Web page and app entries:
◆ ◆ ◆

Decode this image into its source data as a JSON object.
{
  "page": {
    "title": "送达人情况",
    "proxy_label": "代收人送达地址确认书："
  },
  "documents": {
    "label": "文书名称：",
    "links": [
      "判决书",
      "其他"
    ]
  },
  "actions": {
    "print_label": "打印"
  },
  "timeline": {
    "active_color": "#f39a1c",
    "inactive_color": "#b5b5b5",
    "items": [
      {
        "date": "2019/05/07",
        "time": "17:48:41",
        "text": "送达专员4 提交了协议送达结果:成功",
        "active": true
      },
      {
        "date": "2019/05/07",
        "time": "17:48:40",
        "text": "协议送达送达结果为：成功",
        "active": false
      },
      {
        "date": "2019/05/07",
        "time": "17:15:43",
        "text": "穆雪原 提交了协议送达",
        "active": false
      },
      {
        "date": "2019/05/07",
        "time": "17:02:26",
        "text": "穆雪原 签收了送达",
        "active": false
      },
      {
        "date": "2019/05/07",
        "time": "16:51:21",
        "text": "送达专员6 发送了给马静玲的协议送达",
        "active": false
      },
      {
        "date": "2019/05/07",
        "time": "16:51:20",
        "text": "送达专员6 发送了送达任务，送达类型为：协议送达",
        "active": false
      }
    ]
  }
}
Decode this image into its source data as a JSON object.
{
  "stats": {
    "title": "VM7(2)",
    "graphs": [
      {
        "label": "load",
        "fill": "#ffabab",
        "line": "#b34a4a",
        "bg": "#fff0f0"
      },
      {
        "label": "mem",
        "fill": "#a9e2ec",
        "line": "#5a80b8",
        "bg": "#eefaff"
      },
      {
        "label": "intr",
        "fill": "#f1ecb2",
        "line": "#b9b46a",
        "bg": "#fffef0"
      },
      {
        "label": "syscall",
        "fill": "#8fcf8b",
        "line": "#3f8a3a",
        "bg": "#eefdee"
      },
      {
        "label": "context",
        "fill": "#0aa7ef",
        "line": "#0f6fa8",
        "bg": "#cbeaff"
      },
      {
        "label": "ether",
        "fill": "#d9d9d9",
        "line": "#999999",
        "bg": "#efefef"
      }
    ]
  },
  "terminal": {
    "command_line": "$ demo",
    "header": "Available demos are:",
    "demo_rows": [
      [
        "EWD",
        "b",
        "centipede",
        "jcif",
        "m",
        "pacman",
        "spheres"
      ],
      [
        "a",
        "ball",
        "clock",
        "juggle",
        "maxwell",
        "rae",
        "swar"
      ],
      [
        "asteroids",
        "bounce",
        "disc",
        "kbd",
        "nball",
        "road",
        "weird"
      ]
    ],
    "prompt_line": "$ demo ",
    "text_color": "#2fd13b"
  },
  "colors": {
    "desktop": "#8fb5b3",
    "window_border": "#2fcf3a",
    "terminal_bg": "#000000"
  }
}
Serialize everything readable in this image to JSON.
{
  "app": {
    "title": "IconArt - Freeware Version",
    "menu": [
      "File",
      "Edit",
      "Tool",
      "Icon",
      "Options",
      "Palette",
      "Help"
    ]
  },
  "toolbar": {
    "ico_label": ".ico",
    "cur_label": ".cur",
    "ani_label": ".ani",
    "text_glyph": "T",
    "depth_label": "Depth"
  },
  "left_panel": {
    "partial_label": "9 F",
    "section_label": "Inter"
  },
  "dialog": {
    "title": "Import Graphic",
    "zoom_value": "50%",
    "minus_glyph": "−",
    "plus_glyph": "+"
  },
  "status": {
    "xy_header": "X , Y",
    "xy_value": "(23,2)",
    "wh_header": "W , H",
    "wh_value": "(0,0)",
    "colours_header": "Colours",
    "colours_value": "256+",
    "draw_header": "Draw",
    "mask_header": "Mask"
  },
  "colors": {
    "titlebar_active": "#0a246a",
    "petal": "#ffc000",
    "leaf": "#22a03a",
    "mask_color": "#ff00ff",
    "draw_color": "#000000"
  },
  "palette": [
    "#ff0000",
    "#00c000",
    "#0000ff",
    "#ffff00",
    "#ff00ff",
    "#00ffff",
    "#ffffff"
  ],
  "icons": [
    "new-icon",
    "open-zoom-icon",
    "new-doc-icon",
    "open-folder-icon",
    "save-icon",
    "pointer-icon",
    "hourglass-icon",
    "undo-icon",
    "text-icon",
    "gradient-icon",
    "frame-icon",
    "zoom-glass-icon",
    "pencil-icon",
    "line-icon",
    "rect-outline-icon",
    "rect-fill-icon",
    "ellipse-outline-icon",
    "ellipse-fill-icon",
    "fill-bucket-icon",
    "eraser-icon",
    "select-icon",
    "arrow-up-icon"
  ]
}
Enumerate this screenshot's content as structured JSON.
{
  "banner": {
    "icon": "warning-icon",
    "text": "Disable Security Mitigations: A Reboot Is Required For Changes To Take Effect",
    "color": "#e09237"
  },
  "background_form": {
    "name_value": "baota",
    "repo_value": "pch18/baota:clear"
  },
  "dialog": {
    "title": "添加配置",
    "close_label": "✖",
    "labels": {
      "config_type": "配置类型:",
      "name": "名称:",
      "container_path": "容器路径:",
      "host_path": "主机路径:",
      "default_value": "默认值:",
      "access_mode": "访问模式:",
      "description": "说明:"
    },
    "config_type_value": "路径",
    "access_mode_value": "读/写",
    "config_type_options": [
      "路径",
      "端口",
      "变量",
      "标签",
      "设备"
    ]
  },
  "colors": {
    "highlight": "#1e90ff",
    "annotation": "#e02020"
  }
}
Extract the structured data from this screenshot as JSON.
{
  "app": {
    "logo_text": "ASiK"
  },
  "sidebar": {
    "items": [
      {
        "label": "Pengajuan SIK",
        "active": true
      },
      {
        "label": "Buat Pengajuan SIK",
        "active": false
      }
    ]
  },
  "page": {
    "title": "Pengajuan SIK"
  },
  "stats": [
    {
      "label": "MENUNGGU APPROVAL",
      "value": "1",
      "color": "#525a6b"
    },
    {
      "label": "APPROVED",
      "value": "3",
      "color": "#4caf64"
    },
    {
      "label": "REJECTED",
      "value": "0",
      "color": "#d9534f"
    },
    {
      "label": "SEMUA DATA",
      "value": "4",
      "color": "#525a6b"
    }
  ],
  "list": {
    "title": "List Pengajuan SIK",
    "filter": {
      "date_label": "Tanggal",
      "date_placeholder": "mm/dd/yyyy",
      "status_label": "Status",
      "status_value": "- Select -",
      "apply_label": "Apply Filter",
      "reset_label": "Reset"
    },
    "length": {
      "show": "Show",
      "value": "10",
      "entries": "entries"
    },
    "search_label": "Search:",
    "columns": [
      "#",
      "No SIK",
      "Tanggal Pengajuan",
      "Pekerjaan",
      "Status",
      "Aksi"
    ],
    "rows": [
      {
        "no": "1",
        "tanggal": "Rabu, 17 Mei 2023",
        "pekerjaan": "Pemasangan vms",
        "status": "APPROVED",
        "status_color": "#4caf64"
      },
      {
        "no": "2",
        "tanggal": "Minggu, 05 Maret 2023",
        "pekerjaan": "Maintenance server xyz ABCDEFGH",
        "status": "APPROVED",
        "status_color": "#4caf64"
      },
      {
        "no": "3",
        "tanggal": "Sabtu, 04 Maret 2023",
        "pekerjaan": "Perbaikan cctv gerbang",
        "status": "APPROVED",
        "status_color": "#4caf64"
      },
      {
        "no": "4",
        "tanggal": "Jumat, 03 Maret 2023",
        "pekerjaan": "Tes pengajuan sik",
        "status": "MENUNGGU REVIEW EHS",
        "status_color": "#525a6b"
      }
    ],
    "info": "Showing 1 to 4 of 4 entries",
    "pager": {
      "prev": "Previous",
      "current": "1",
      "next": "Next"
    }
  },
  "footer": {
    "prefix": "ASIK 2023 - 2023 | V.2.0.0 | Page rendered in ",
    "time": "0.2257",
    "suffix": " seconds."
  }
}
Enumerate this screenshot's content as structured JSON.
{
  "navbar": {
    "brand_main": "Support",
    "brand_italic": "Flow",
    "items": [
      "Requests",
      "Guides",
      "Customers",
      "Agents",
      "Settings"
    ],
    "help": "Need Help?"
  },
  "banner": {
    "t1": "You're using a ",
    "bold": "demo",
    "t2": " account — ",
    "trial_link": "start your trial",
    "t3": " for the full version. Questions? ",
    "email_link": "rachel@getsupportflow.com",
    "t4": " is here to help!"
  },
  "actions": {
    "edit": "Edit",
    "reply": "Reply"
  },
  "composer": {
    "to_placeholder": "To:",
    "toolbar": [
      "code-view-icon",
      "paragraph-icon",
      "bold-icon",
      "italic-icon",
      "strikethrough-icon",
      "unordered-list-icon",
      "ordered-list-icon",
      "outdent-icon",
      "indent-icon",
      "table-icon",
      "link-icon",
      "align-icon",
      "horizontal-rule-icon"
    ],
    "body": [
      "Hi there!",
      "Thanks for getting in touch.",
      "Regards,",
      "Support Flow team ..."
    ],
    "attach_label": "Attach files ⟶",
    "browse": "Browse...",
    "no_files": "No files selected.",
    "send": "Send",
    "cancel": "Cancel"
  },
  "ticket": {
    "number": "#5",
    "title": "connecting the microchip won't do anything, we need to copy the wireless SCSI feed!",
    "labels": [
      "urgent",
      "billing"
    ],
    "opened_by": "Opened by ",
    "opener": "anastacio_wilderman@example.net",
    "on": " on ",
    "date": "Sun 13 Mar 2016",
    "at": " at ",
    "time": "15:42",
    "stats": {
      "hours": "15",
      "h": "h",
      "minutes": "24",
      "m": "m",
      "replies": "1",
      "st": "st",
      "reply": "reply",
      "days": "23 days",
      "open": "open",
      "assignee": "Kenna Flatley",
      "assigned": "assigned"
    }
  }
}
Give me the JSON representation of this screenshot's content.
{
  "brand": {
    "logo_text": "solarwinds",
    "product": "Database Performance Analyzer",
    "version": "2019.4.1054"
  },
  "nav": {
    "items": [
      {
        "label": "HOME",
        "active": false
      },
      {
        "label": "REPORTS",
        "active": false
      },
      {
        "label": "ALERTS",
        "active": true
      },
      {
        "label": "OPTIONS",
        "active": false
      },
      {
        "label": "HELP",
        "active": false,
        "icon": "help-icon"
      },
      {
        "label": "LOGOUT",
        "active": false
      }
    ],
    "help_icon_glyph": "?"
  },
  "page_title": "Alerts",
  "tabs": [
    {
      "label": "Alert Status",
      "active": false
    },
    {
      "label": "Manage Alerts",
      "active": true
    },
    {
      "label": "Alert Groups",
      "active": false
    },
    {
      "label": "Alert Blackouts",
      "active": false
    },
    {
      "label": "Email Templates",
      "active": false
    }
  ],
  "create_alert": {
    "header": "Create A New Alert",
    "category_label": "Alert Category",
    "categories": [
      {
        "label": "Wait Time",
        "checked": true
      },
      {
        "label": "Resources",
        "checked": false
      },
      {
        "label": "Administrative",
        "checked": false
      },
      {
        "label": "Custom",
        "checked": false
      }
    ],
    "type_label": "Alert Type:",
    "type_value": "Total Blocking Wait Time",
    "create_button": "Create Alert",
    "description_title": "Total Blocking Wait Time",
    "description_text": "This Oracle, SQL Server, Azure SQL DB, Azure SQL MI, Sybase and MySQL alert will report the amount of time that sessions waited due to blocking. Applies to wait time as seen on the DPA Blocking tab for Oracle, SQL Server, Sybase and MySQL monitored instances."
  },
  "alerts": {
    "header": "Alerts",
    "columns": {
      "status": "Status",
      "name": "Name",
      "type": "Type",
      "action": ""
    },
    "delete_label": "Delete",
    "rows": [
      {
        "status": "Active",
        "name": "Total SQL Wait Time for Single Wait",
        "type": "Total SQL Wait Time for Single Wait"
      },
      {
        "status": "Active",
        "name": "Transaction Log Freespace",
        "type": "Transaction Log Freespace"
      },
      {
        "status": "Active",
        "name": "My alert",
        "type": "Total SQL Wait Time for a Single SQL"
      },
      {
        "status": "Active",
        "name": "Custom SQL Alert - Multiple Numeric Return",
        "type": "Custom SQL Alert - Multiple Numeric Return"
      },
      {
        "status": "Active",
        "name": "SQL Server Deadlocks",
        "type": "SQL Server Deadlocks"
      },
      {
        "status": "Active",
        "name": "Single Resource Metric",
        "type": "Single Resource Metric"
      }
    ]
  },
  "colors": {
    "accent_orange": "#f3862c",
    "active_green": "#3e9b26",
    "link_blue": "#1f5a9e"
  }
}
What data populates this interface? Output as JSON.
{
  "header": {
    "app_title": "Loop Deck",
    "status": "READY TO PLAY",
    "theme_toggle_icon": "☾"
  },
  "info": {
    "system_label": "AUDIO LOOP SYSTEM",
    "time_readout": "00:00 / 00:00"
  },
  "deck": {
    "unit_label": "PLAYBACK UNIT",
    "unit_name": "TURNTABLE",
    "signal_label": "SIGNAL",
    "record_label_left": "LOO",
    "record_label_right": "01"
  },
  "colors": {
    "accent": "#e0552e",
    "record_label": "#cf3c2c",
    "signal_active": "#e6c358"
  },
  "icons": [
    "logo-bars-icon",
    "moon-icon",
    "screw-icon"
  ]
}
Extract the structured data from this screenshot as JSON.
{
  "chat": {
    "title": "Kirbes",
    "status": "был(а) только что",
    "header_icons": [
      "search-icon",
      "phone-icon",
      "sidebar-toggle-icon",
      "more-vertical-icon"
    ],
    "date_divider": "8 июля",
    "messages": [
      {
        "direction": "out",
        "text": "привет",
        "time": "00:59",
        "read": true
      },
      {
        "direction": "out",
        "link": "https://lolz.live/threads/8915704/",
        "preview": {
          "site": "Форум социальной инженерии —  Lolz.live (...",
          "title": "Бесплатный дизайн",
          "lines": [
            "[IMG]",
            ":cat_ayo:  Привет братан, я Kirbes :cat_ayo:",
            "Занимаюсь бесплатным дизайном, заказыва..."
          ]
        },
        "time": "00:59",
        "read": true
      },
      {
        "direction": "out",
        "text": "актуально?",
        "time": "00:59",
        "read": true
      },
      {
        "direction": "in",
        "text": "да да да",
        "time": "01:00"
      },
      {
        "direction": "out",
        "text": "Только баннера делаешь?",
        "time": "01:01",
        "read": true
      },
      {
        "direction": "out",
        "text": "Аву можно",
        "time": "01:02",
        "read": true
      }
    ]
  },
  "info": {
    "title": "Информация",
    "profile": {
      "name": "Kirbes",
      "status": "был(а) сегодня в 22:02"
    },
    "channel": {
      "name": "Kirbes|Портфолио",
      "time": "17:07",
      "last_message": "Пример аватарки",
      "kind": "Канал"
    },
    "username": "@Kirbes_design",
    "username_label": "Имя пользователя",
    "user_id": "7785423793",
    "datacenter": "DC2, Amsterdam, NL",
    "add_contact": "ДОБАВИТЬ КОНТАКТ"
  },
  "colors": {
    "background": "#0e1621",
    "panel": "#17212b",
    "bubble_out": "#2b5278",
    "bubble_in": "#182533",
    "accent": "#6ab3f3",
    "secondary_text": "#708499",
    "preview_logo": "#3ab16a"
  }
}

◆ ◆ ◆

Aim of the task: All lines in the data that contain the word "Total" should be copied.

Solution for this problem:
    "type_value": "Total Blocking Wait Time",
    "description_title": "Total Blocking Wait Time",
        "name": "Total SQL Wait Time for Single Wait",
        "type": "Total SQL Wait Time for Single Wait"
        "type": "Total SQL Wait Time for a Single SQL"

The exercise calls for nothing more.